Task to complete
Count every line below containing "data"; state the number only.

[Start of section]

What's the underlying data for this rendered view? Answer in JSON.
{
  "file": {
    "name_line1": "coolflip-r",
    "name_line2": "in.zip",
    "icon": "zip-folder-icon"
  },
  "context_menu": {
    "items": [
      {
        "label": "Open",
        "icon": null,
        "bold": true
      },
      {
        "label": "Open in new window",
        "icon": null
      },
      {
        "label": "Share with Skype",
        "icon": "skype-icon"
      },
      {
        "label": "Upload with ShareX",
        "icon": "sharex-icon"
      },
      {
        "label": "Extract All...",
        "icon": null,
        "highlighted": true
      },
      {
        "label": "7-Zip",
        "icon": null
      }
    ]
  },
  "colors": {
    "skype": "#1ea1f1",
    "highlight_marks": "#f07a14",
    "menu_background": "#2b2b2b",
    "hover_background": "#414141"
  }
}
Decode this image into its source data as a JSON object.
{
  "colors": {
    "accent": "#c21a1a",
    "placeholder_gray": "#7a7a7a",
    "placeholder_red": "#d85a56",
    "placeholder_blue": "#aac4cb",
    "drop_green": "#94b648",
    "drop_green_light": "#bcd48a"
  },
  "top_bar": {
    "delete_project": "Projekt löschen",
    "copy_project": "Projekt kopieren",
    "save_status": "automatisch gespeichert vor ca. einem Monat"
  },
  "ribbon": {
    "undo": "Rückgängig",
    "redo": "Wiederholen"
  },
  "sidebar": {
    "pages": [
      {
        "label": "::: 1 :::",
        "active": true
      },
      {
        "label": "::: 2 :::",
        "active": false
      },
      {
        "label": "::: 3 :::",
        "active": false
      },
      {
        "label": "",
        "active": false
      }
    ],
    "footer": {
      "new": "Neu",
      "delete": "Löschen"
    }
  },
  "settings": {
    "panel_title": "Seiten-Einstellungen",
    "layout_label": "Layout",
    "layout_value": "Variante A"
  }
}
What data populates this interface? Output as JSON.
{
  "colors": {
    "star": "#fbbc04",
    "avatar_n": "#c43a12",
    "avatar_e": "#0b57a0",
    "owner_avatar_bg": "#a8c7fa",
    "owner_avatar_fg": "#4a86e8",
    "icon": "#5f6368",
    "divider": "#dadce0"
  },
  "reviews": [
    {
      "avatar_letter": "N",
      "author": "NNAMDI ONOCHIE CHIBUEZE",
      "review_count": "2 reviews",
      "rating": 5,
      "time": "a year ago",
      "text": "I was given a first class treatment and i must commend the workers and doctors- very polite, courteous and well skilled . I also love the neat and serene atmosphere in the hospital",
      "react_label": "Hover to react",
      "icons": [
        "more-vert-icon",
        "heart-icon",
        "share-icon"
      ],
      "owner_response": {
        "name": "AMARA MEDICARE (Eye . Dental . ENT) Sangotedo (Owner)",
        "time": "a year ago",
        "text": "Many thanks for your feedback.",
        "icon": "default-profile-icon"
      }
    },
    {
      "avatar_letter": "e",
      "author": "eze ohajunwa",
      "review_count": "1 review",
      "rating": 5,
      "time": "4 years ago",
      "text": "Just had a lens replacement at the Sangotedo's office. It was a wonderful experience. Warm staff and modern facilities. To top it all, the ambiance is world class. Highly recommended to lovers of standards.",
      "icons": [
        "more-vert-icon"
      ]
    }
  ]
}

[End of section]

Answer to this problem
3